**Data for this exercise**:
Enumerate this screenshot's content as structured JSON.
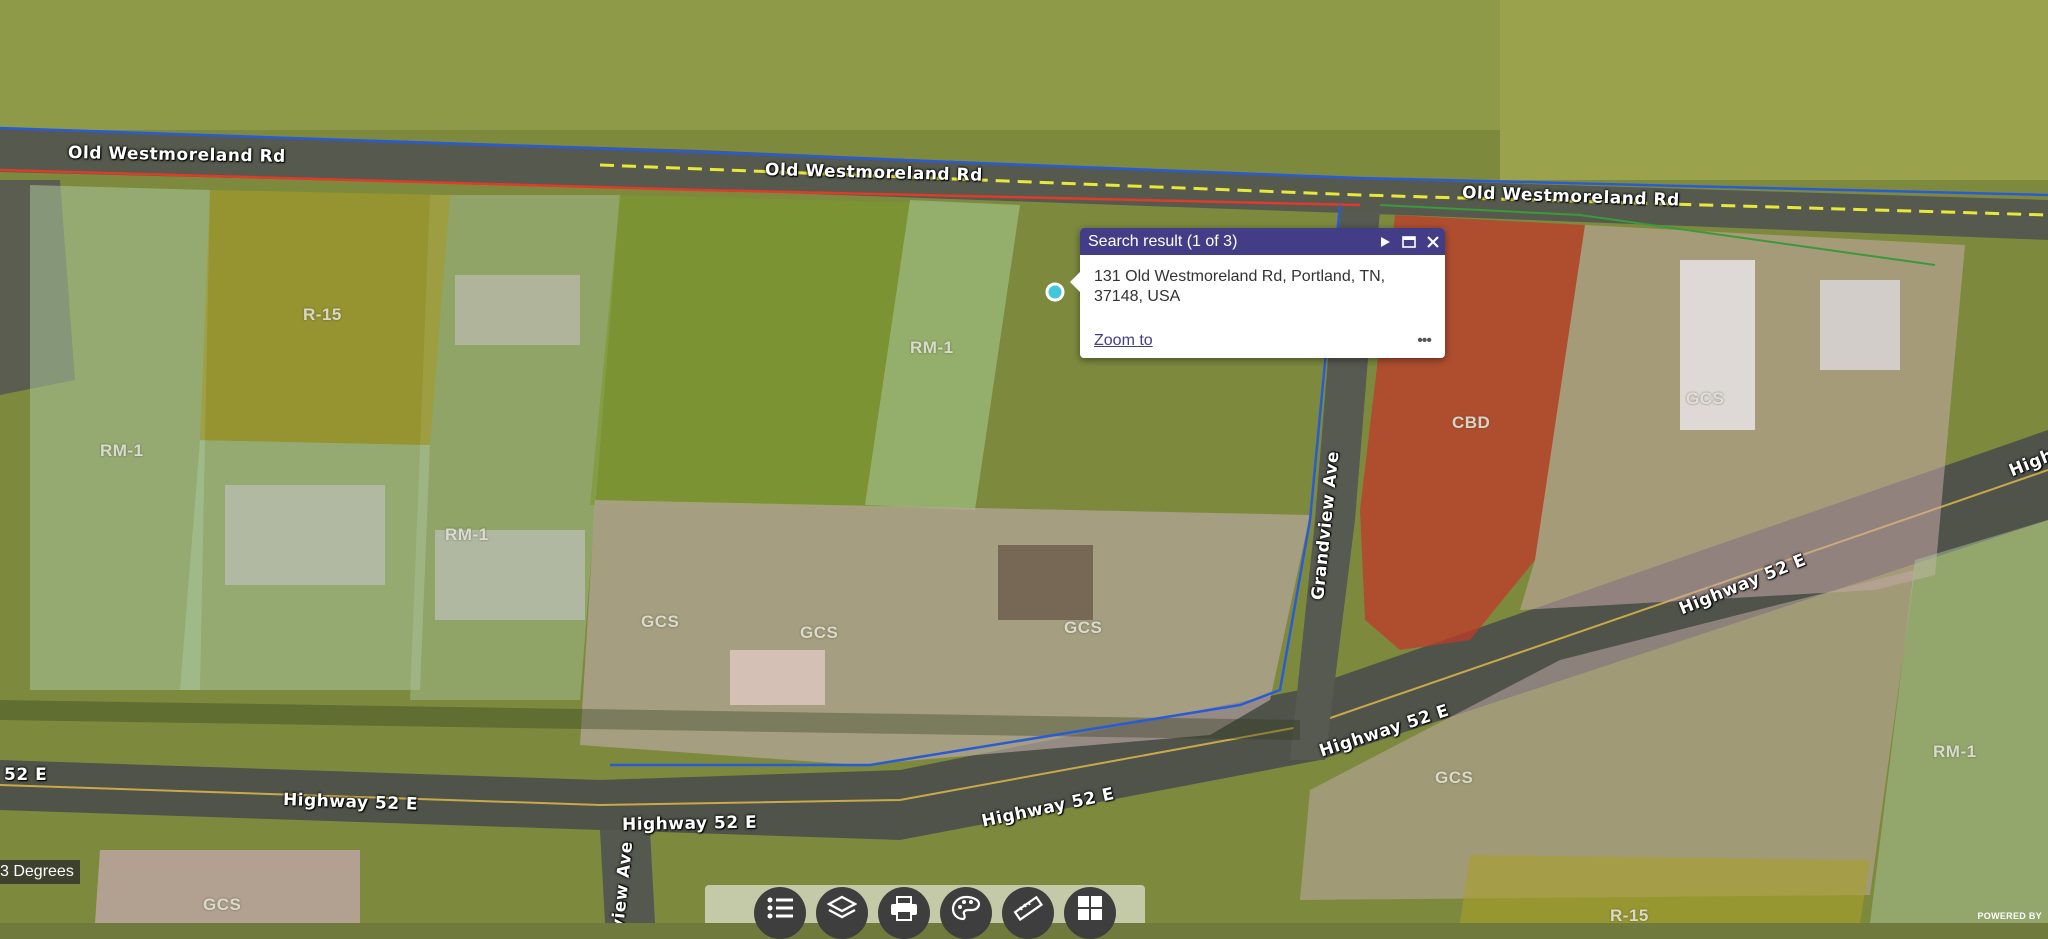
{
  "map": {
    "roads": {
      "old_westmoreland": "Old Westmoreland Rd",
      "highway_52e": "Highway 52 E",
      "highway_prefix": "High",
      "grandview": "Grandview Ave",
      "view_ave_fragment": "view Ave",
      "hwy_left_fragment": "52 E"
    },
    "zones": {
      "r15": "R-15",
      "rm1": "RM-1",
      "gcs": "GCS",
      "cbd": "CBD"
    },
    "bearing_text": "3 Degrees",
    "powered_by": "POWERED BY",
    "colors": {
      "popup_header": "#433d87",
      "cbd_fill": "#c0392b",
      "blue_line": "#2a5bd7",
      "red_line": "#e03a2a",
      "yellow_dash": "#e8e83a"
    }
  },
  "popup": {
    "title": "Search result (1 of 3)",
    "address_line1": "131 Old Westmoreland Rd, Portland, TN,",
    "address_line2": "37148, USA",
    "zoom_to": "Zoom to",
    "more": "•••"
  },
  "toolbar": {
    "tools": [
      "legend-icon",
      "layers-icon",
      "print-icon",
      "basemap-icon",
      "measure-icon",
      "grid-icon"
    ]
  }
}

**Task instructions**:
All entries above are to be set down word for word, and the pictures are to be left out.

**Expected answer**:
Enumerate this screenshot's content as structured JSON.
{
  "map": {
    "roads": {
      "old_westmoreland": "Old Westmoreland Rd",
      "highway_52e": "Highway 52 E",
      "highway_prefix": "High",
      "grandview": "Grandview Ave",
      "view_ave_fragment": "view Ave",
      "hwy_left_fragment": "52 E"
    },
    "zones": {
      "r15": "R-15",
      "rm1": "RM-1",
      "gcs": "GCS",
      "cbd": "CBD"
    },
    "bearing_text": "3 Degrees",
    "powered_by": "POWERED BY",
    "colors": {
      "popup_header": "#433d87",
      "cbd_fill": "#c0392b",
      "blue_line": "#2a5bd7",
      "red_line": "#e03a2a",
      "yellow_dash": "#e8e83a"
    }
  },
  "popup": {
    "title": "Search result (1 of 3)",
    "address_line1": "131 Old Westmoreland Rd, Portland, TN,",
    "address_line2": "37148, USA",
    "zoom_to": "Zoom to",
    "more": "•••"
  },
  "toolbar": {
    "tools": [
      "legend-icon",
      "layers-icon",
      "print-icon",
      "basemap-icon",
      "measure-icon",
      "grid-icon"
    ]
  }
}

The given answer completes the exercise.